Earlier this week I had the opportunity to speak with an adoptive parent about some of the things the children who come into our home's via foster care and adoption may face. He made a profound comment, one I have been pondering ever since. He said,
"We must meet the child at their level, too many parents expect the child to come to their level before they can work together."
Many of the struggles people with FASD and their parents have is due to the caregiver expecting more than their child can give. We have a standard of behavior that we expect everyone to meet and when someone fails to do so, we become frustrated. Before I learned about FASD and attachment disorders, I never thought about the frustration endured by those unable to meet the unspoken rules of society.
In Joseph's eyes everyone is a friend. He knows that he is not supposed to talk to strangers but that didn't stop him from doing just when we were out grocery shopping. For a long time that used to annoy me, why did he always disobey? We would go over the "rules" before going in to the store, he seemed to understand them but without fail he did exactly what I told him not to! I finally realized "don't talk to stranger's" is too complex a command so I broke it down to, "You may not talk to anyone unless mom speaks to them first." Joseph does best as a follower, when all he had to do was follow my lead, he was fine. I had to meet him at his level of understanding.

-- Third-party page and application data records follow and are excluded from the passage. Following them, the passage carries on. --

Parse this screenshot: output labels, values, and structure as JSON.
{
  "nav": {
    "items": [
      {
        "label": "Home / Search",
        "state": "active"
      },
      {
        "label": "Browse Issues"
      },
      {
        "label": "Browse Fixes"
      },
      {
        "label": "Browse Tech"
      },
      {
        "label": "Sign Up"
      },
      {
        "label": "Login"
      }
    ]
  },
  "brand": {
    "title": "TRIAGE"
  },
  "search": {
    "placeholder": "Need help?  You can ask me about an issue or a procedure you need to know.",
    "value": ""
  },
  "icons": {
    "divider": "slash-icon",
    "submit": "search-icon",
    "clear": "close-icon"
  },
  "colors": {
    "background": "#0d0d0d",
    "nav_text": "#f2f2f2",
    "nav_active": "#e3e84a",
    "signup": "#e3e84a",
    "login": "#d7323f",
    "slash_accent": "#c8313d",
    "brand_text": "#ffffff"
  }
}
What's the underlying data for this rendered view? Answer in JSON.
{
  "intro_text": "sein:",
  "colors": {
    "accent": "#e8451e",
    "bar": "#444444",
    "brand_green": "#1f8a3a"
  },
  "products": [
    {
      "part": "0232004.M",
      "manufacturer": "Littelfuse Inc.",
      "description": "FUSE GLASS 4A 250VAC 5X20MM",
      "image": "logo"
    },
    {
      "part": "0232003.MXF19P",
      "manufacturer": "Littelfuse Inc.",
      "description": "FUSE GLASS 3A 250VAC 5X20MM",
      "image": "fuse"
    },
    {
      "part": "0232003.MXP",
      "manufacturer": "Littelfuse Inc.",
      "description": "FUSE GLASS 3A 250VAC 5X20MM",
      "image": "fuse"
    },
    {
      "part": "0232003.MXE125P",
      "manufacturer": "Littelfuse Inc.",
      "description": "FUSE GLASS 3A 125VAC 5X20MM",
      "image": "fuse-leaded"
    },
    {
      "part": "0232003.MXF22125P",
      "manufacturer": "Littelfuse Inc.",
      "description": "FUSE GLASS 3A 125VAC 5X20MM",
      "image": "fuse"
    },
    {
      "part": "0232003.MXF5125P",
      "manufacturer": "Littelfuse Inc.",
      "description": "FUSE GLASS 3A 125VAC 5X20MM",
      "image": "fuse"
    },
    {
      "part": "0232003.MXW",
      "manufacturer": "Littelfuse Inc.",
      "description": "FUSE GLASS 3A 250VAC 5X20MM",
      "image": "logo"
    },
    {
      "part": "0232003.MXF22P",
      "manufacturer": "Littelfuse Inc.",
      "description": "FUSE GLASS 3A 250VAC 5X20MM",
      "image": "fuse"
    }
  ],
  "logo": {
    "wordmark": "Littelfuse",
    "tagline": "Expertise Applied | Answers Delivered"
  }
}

When B came to live with us, we parented him just like we parented Tristan. We thought all children can "handle" love, we didn't know love can be scary and painful. B cringed when we put a hand on his shoulder and acted out if we praised him. His therapist told me we need to give love in smaller doses to avoid triggering a reaction. I couldn't thank him for picking up his toys without a rage, so I said to no one in particular, "I am glad I have a boy who picks up his toys," that was still too intense so I backed up even further and said, "Daddy, B picked up his toys today." I said it when he was in the vicinity so he heard me say it but it wasn't directed at him. The poor child was terrified of love. We needed to meet him where he was emotionally even if it was a long way from what we envisioned when we brought him into our home.
Kiana has trust issues which have been multiplied by PANDAS. I look back on all the talks and all the therapeutic parenting we have done and sometimes I am tempted to become frustrated. Why aren't we making more progress, things should be better by now! But I must remember, this is where Kiana is in her healing, I must meet her there and work from that point, not from the place where I think we should be, nor from the place a child who has never endured early childhood trauma would be.
Sometimes as parents, we look at all we have poured into our children and despair when we see how far we have to go but you cannot hurry healing. It will come at it's own time and pace. There are some things that will never be like you envisioned them when you began fostering or adopted a child but creating a child who fits into your family seamlessly, isn't what this is all about. It is about healing, about meeting the child where they are and providing the love, nurture and teaching in ways they can grasp and internalize. It is about a love that may look very different than anything you envisioned when you opened the doors of your heart and home.